The film avoids blaming the family but allows them their complexity. The always fascinating Stockard Channing plays Matt’s mother with a quicksilver intelligence that almost steals the show. A firestorm of conflicting emotions, she works her way through anger, grief and denial to a reluctant justice.
By refusing to soft peddle the flaws of either parents or son, Story gives the Shepard saga a distinctly human urgency. The one thing the flick can’t do, though, is explain the actions of his murderers. For that, you’ll have to turn to The Laramie Project.

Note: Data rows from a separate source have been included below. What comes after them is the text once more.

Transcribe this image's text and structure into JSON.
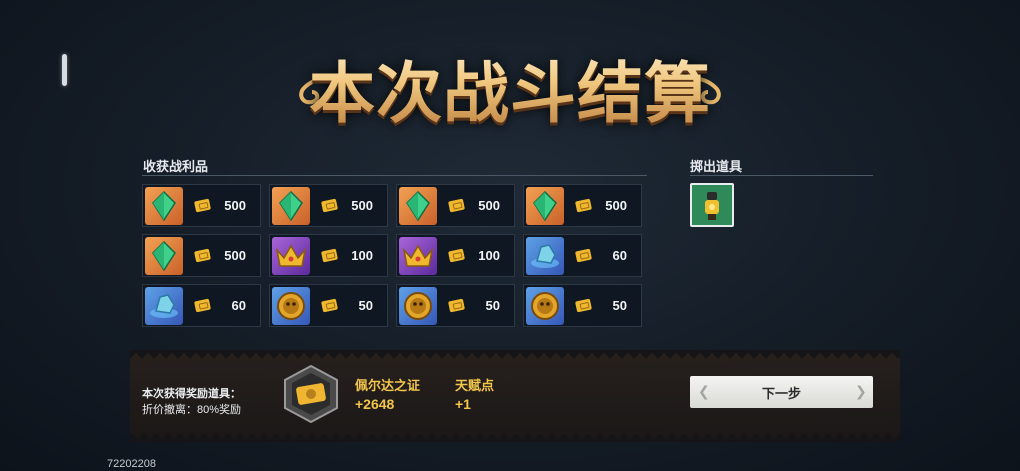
{
  "title": "本次战斗结算",
  "loot_section": {
    "label": "收获战利品"
  },
  "eject_section": {
    "label": "掷出道具",
    "item_icon": "lantern-figure-icon"
  },
  "loot": [
    {
      "icon": "green-crystal-icon",
      "bg": "orange",
      "amount": "500"
    },
    {
      "icon": "green-crystal-icon",
      "bg": "orange",
      "amount": "500"
    },
    {
      "icon": "green-crystal-icon",
      "bg": "orange",
      "amount": "500"
    },
    {
      "icon": "green-crystal-icon",
      "bg": "orange",
      "amount": "500"
    },
    {
      "icon": "green-crystal-icon",
      "bg": "orange",
      "amount": "500"
    },
    {
      "icon": "gold-crown-icon",
      "bg": "purple",
      "amount": "100"
    },
    {
      "icon": "gold-crown-icon",
      "bg": "purple",
      "amount": "100"
    },
    {
      "icon": "blue-ore-icon",
      "bg": "blue",
      "amount": "60"
    },
    {
      "icon": "blue-ore-icon",
      "bg": "blue",
      "amount": "60"
    },
    {
      "icon": "gold-coin-icon",
      "bg": "blue",
      "amount": "50"
    },
    {
      "icon": "gold-coin-icon",
      "bg": "blue",
      "amount": "50"
    },
    {
      "icon": "gold-coin-icon",
      "bg": "blue",
      "amount": "50"
    }
  ],
  "reward": {
    "heading": "本次获得奖励道具：",
    "discount": "折价撤离：80%奖励",
    "badge_icon": "gold-ticket-badge-icon",
    "items": [
      {
        "name": "佩尔达之证",
        "value": "+2648"
      },
      {
        "name": "天赋点",
        "value": "+1"
      }
    ]
  },
  "next_button": {
    "label": "下一步"
  },
  "build_id": "72202208",
  "colors": {
    "title_gold": "#f0c77e",
    "reward_gold": "#f2c54b",
    "panel": "#0f1822"
  }
}
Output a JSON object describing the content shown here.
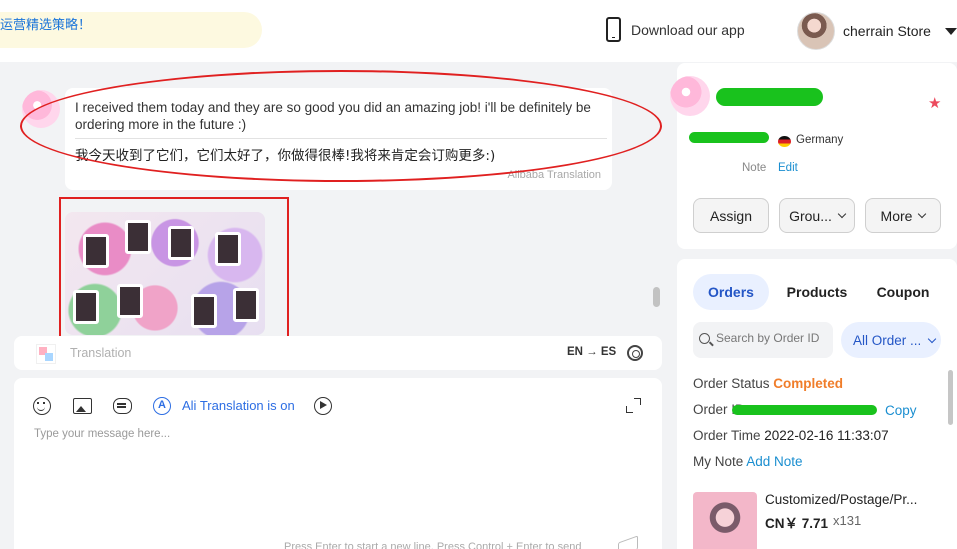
{
  "header": {
    "banner_text": "运营精选策略！",
    "download_app": "Download our app",
    "store_name": "cherrain Store"
  },
  "chat": {
    "message_en": "I received them today and they are so good you did an amazing job! i'll be definitely be ordering more in the future :)",
    "message_cn": "我今天收到了它们，它们太好了，你做得很棒!我将来肯定会订购更多:)",
    "translation_credit": "Alibaba Translation"
  },
  "translation_bar": {
    "placeholder": "Translation",
    "lang_pair": "EN → ES"
  },
  "composer": {
    "ali_translation": "Ali Translation is on",
    "placeholder": "Type your message here...",
    "hint": "Press Enter to start a new line, Press Control + Enter to send"
  },
  "customer": {
    "country": "Germany",
    "note_label": "Note",
    "edit_label": "Edit",
    "buttons": {
      "assign": "Assign",
      "group": "Grou...",
      "more": "More"
    }
  },
  "orders": {
    "tabs": [
      "Orders",
      "Products",
      "Coupon"
    ],
    "search_placeholder": "Search by Order ID",
    "filter": "All Order ...",
    "status_label": "Order Status",
    "status_value": "Completed",
    "id_label": "Order ID",
    "copy_label": "Copy",
    "time_label": "Order Time",
    "time_value": "2022-02-16 11:33:07",
    "note_label": "My Note",
    "add_note": "Add Note",
    "product": {
      "title": "Customized/Postage/Pr...",
      "price": "CN￥ 7.71",
      "qty": "x131"
    }
  },
  "colors": {
    "annotation_red": "#e02020",
    "redaction_green": "#19c21d",
    "link_blue": "#1a8ed0",
    "status_orange": "#f07d2a"
  }
}
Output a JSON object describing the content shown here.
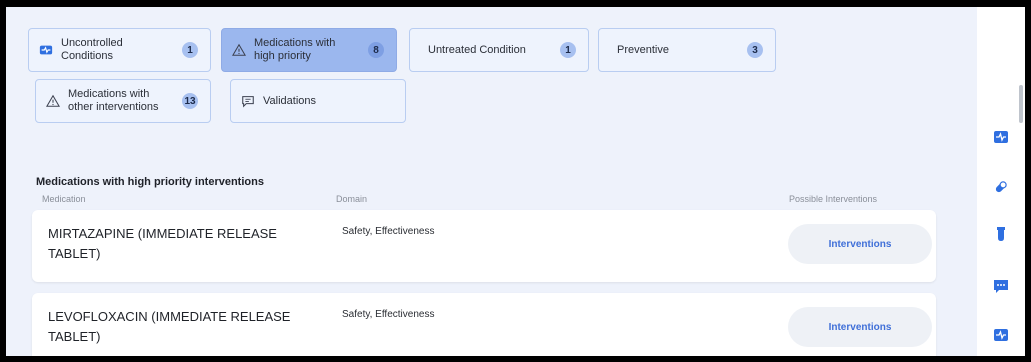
{
  "filters": {
    "row1": [
      {
        "label": "Uncontrolled\nConditions",
        "count": "1",
        "icon": "monitor-pulse-icon",
        "active": false
      },
      {
        "label": "Medications with\nhigh priority",
        "count": "8",
        "icon": "warning-triangle-icon",
        "active": true
      },
      {
        "label": "Untreated Condition",
        "count": "1",
        "icon": "",
        "active": false
      },
      {
        "label": "Preventive",
        "count": "3",
        "icon": "",
        "active": false
      }
    ],
    "row2": [
      {
        "label": "Medications with\nother interventions",
        "count": "13",
        "icon": "warning-triangle-icon"
      },
      {
        "label": "Validations",
        "icon": "comment-icon"
      }
    ]
  },
  "section": {
    "title": "Medications with high priority interventions",
    "columns": {
      "medication": "Medication",
      "domain": "Domain",
      "interventions": "Possible Interventions"
    }
  },
  "rows": [
    {
      "medication": "MIRTAZAPINE (IMMEDIATE RELEASE TABLET)",
      "domain": "Safety, Effectiveness",
      "button": "Interventions"
    },
    {
      "medication": "LEVOFLOXACIN (IMMEDIATE RELEASE TABLET)",
      "domain": "Safety, Effectiveness",
      "button": "Interventions"
    }
  ],
  "rail": {
    "icons": [
      "vitals-monitor-icon",
      "pill-icon",
      "test-tube-icon",
      "chat-icon",
      "vitals-monitor-icon"
    ]
  },
  "colors": {
    "accent": "#2f6fe0",
    "chip_active": "#9bb7ee",
    "background": "#eef2fb"
  }
}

Directed by playwright Moises Kaufman (Gross Indecency: The Three Trials Of Oscar Wilde), The Larmie Project looks to place and context for an explanation of the crime. Eight New York actors descend on Laramie and over a period of two years interview pretty much everyone in sight, from the car-service driver (Steve Buscemi) who drove Matt to an out-of-state gay bar to the first out lesbian on the faculty of the University Of Wyoming (Janeane Garofalo). What emerges is a portrait in unconscious malice, or, if you like, an ignorance so deep it presents as blank-faced stupidity.
Again and again, we hear that Laramie is a “live and let live” kind of place. But as a gay farmer who loves the looming windswept land says: That’s just a load of crap. “Basically, what it boils down to: If I don’t tell you I’m a fag, you won’t beat the crap out of me.”
It’s not as though everyone in Laramie is virulently anti-gay. A local theatre student acts in Angels In America despite his parents objections to the play’s homosexuality. And a number of people march for Matthew in a parade whose numbers swell as it progresses — a sight that warms the heart of a 52-year-old gay school teacher who never thought to see that kind of support from the town in which he lives.
But the town’s tolerance is a thin cloth wrapped around a very sharp knife and the knife emerges at the oddest moments, usually in the midst of a trumped up innocence. Defending her own attitude toward homos, an old woman (Frances Sternhagen, who plays Carter’s grandmother on ER) allows that people might “smack” one in a “bar situation” sometimes, but then they would just walk away, meaning, I guess, that the kindly local townsfolk usually stop short of murder.
An astute study in shifting values, Project can’t quite overcome some erratic acting and the sheer dreary flatness of its real-life dialogue. Christina Ricci has a nice turn as Matt’s lesbian friend Romaine (the Kristen Thomson role in Story) and Laura Linney has a haunting cameo as an uncomprehending homophobe.
But the film is at least a third too long, dragging badly during dramatizations of the killers’ trials. McKinney’s taped confession, played in the courtroom, is neither chilling nor revealing. By the time we hear it, we know full well that the crime is not his alone. It grew in the fertile soil of a very specific time and place.
But like Story, Project will move you to tears. Guaranteed. You’re not gay if it doesn’t.
The Matthew Shepard Story airs on CTV. The Laramie Project airs at the same time on TMN.